**What is required**
Return the entries below in full. Keep every word as it is.
◇ ◇ ◇ ◇
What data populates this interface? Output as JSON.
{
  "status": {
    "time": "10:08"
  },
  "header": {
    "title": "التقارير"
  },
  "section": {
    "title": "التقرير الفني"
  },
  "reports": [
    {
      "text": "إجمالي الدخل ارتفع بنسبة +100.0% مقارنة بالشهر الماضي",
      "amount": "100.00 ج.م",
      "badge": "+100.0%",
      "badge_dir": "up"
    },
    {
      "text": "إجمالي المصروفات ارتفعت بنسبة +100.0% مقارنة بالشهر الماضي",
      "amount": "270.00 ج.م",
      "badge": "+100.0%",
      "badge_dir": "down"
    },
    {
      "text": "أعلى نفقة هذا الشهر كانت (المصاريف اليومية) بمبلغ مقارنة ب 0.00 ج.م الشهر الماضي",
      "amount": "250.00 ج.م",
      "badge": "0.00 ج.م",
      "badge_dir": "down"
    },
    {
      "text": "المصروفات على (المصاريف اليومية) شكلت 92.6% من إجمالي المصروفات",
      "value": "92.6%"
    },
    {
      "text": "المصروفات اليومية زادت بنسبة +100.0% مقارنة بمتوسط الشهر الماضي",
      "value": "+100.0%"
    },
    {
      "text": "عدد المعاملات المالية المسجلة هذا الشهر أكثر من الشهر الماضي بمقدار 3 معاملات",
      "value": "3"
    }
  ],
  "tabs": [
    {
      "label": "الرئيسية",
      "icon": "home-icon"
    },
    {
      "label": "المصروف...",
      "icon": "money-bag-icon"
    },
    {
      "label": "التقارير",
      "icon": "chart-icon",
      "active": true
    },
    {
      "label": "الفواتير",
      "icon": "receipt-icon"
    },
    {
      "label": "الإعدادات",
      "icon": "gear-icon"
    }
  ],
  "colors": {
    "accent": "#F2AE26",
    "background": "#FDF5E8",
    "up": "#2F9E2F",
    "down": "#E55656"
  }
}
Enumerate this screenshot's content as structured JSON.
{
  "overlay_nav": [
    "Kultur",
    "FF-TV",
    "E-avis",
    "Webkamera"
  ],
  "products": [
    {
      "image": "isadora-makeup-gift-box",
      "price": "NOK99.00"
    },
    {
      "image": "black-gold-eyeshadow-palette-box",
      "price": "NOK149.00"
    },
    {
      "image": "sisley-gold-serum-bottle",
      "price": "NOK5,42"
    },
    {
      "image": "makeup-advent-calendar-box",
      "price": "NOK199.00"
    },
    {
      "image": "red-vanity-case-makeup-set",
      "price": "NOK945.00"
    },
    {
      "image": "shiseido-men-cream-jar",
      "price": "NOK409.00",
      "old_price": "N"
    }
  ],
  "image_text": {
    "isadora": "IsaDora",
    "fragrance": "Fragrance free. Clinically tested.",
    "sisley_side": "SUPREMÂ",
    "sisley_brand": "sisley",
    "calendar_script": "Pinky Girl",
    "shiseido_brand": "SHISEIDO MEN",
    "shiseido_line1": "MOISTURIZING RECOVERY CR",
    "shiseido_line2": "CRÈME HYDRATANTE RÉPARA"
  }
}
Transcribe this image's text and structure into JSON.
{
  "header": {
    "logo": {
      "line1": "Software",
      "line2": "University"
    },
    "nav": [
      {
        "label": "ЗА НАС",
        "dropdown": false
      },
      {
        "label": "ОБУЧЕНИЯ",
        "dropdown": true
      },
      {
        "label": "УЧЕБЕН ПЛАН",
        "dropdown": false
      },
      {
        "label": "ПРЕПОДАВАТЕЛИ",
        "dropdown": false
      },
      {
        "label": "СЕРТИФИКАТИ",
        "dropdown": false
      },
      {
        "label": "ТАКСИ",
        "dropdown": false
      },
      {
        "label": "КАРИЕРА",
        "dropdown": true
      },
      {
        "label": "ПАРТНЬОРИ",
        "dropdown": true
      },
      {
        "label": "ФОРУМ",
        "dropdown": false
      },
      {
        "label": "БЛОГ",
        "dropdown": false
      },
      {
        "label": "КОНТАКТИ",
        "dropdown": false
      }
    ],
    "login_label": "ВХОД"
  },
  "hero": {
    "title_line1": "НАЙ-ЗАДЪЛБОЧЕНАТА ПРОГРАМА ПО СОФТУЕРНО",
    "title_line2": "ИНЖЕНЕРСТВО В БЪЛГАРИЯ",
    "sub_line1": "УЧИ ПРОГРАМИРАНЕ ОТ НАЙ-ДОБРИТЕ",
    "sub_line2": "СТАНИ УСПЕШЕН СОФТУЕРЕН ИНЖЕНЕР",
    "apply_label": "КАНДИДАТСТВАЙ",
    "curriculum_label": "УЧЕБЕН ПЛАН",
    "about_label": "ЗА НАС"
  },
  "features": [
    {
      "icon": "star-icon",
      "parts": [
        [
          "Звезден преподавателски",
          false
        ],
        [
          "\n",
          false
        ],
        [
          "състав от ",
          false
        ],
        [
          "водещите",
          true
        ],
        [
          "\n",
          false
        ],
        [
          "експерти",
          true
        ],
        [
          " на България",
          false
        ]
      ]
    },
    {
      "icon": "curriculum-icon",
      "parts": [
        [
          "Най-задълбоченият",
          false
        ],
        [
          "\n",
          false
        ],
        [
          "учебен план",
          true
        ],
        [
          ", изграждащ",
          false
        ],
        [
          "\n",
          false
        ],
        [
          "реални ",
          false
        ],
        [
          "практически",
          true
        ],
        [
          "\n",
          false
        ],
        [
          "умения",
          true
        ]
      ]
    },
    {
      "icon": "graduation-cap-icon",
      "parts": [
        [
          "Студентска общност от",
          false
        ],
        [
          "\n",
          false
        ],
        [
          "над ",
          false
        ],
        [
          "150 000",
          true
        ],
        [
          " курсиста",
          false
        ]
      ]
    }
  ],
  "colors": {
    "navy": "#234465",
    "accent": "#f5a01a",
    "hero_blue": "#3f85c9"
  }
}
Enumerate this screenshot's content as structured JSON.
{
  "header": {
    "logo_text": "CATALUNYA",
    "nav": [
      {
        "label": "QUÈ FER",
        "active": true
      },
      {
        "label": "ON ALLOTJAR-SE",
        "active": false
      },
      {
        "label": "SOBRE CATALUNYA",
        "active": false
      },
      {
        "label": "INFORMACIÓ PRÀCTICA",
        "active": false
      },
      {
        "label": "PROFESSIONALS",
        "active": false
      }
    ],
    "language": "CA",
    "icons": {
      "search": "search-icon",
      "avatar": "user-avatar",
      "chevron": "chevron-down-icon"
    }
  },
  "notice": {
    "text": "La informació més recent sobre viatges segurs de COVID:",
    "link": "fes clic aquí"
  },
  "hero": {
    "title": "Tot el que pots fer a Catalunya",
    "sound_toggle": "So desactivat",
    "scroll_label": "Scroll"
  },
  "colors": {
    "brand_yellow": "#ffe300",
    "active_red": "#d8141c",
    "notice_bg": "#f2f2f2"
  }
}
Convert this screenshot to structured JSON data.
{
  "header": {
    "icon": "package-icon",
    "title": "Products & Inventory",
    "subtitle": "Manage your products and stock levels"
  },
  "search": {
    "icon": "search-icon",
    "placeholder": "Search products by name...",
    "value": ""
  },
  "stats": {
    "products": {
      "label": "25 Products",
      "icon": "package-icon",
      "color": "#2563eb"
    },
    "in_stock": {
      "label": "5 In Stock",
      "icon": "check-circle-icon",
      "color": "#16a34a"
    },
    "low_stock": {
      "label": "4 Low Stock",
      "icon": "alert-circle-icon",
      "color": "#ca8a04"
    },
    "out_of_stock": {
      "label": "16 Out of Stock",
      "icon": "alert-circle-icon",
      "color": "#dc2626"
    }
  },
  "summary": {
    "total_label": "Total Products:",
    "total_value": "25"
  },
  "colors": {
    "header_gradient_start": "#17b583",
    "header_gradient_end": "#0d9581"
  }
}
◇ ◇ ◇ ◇
**Your solution**
What data populates this interface? Output as JSON.
{
  "status": {
    "time": "10:08"
  },
  "header": {
    "title": "التقارير"
  },
  "section": {
    "title": "التقرير الفني"
  },
  "reports": [
    {
      "text": "إجمالي الدخل ارتفع بنسبة +100.0% مقارنة بالشهر الماضي",
      "amount": "100.00 ج.م",
      "badge": "+100.0%",
      "badge_dir": "up"
    },
    {
      "text": "إجمالي المصروفات ارتفعت بنسبة +100.0% مقارنة بالشهر الماضي",
      "amount": "270.00 ج.م",
      "badge": "+100.0%",
      "badge_dir": "down"
    },
    {
      "text": "أعلى نفقة هذا الشهر كانت (المصاريف اليومية) بمبلغ مقارنة ب 0.00 ج.م الشهر الماضي",
      "amount": "250.00 ج.م",
      "badge": "0.00 ج.م",
      "badge_dir": "down"
    },
    {
      "text": "المصروفات على (المصاريف اليومية) شكلت 92.6% من إجمالي المصروفات",
      "value": "92.6%"
    },
    {
      "text": "المصروفات اليومية زادت بنسبة +100.0% مقارنة بمتوسط الشهر الماضي",
      "value": "+100.0%"
    },
    {
      "text": "عدد المعاملات المالية المسجلة هذا الشهر أكثر من الشهر الماضي بمقدار 3 معاملات",
      "value": "3"
    }
  ],
  "tabs": [
    {
      "label": "الرئيسية",
      "icon": "home-icon"
    },
    {
      "label": "المصروف...",
      "icon": "money-bag-icon"
    },
    {
      "label": "التقارير",
      "icon": "chart-icon",
      "active": true
    },
    {
      "label": "الفواتير",
      "icon": "receipt-icon"
    },
    {
      "label": "الإعدادات",
      "icon": "gear-icon"
    }
  ],
  "colors": {
    "accent": "#F2AE26",
    "background": "#FDF5E8",
    "up": "#2F9E2F",
    "down": "#E55656"
  }
}
Enumerate this screenshot's content as structured JSON.
{
  "overlay_nav": [
    "Kultur",
    "FF-TV",
    "E-avis",
    "Webkamera"
  ],
  "products": [
    {
      "image": "isadora-makeup-gift-box",
      "price": "NOK99.00"
    },
    {
      "image": "black-gold-eyeshadow-palette-box",
      "price": "NOK149.00"
    },
    {
      "image": "sisley-gold-serum-bottle",
      "price": "NOK5,42"
    },
    {
      "image": "makeup-advent-calendar-box",
      "price": "NOK199.00"
    },
    {
      "image": "red-vanity-case-makeup-set",
      "price": "NOK945.00"
    },
    {
      "image": "shiseido-men-cream-jar",
      "price": "NOK409.00",
      "old_price": "N"
    }
  ],
  "image_text": {
    "isadora": "IsaDora",
    "fragrance": "Fragrance free. Clinically tested.",
    "sisley_side": "SUPREMÂ",
    "sisley_brand": "sisley",
    "calendar_script": "Pinky Girl",
    "shiseido_brand": "SHISEIDO MEN",
    "shiseido_line1": "MOISTURIZING RECOVERY CR",
    "shiseido_line2": "CRÈME HYDRATANTE RÉPARA"
  }
}
Transcribe this image's text and structure into JSON.
{
  "header": {
    "logo": {
      "line1": "Software",
      "line2": "University"
    },
    "nav": [
      {
        "label": "ЗА НАС",
        "dropdown": false
      },
      {
        "label": "ОБУЧЕНИЯ",
        "dropdown": true
      },
      {
        "label": "УЧЕБЕН ПЛАН",
        "dropdown": false
      },
      {
        "label": "ПРЕПОДАВАТЕЛИ",
        "dropdown": false
      },
      {
        "label": "СЕРТИФИКАТИ",
        "dropdown": false
      },
      {
        "label": "ТАКСИ",
        "dropdown": false
      },
      {
        "label": "КАРИЕРА",
        "dropdown": true
      },
      {
        "label": "ПАРТНЬОРИ",
        "dropdown": true
      },
      {
        "label": "ФОРУМ",
        "dropdown": false
      },
      {
        "label": "БЛОГ",
        "dropdown": false
      },
      {
        "label": "КОНТАКТИ",
        "dropdown": false
      }
    ],
    "login_label": "ВХОД"
  },
  "hero": {
    "title_line1": "НАЙ-ЗАДЪЛБОЧЕНАТА ПРОГРАМА ПО СОФТУЕРНО",
    "title_line2": "ИНЖЕНЕРСТВО В БЪЛГАРИЯ",
    "sub_line1": "УЧИ ПРОГРАМИРАНЕ ОТ НАЙ-ДОБРИТЕ",
    "sub_line2": "СТАНИ УСПЕШЕН СОФТУЕРЕН ИНЖЕНЕР",
    "apply_label": "КАНДИДАТСТВАЙ",
    "curriculum_label": "УЧЕБЕН ПЛАН",
    "about_label": "ЗА НАС"
  },
  "features": [
    {
      "icon": "star-icon",
      "parts": [
        [
          "Звезден преподавателски",
          false
        ],
        [
          "\n",
          false
        ],
        [
          "състав от ",
          false
        ],
        [
          "водещите",
          true
        ],
        [
          "\n",
          false
        ],
        [
          "експерти",
          true
        ],
        [
          " на България",
          false
        ]
      ]
    },
    {
      "icon": "curriculum-icon",
      "parts": [
        [
          "Най-задълбоченият",
          false
        ],
        [
          "\n",
          false
        ],
        [
          "учебен план",
          true
        ],
        [
          ", изграждащ",
          false
        ],
        [
          "\n",
          false
        ],
        [
          "реални ",
          false
        ],
        [
          "практически",
          true
        ],
        [
          "\n",
          false
        ],
        [
          "умения",
          true
        ]
      ]
    },
    {
      "icon": "graduation-cap-icon",
      "parts": [
        [
          "Студентска общност от",
          false
        ],
        [
          "\n",
          false
        ],
        [
          "над ",
          false
        ],
        [
          "150 000",
          true
        ],
        [
          " курсиста",
          false
        ]
      ]
    }
  ],
  "colors": {
    "navy": "#234465",
    "accent": "#f5a01a",
    "hero_blue": "#3f85c9"
  }
}
Enumerate this screenshot's content as structured JSON.
{
  "header": {
    "logo_text": "CATALUNYA",
    "nav": [
      {
        "label": "QUÈ FER",
        "active": true
      },
      {
        "label": "ON ALLOTJAR-SE",
        "active": false
      },
      {
        "label": "SOBRE CATALUNYA",
        "active": false
      },
      {
        "label": "INFORMACIÓ PRÀCTICA",
        "active": false
      },
      {
        "label": "PROFESSIONALS",
        "active": false
      }
    ],
    "language": "CA",
    "icons": {
      "search": "search-icon",
      "avatar": "user-avatar",
      "chevron": "chevron-down-icon"
    }
  },
  "notice": {
    "text": "La informació més recent sobre viatges segurs de COVID:",
    "link": "fes clic aquí"
  },
  "hero": {
    "title": "Tot el que pots fer a Catalunya",
    "sound_toggle": "So desactivat",
    "scroll_label": "Scroll"
  },
  "colors": {
    "brand_yellow": "#ffe300",
    "active_red": "#d8141c",
    "notice_bg": "#f2f2f2"
  }
}
Convert this screenshot to structured JSON data.
{
  "header": {
    "icon": "package-icon",
    "title": "Products & Inventory",
    "subtitle": "Manage your products and stock levels"
  },
  "search": {
    "icon": "search-icon",
    "placeholder": "Search products by name...",
    "value": ""
  },
  "stats": {
    "products": {
      "label": "25 Products",
      "icon": "package-icon",
      "color": "#2563eb"
    },
    "in_stock": {
      "label": "5 In Stock",
      "icon": "check-circle-icon",
      "color": "#16a34a"
    },
    "low_stock": {
      "label": "4 Low Stock",
      "icon": "alert-circle-icon",
      "color": "#ca8a04"
    },
    "out_of_stock": {
      "label": "16 Out of Stock",
      "icon": "alert-circle-icon",
      "color": "#dc2626"
    }
  },
  "summary": {
    "total_label": "Total Products:",
    "total_value": "25"
  },
  "colors": {
    "header_gradient_start": "#17b583",
    "header_gradient_end": "#0d9581"
  }
}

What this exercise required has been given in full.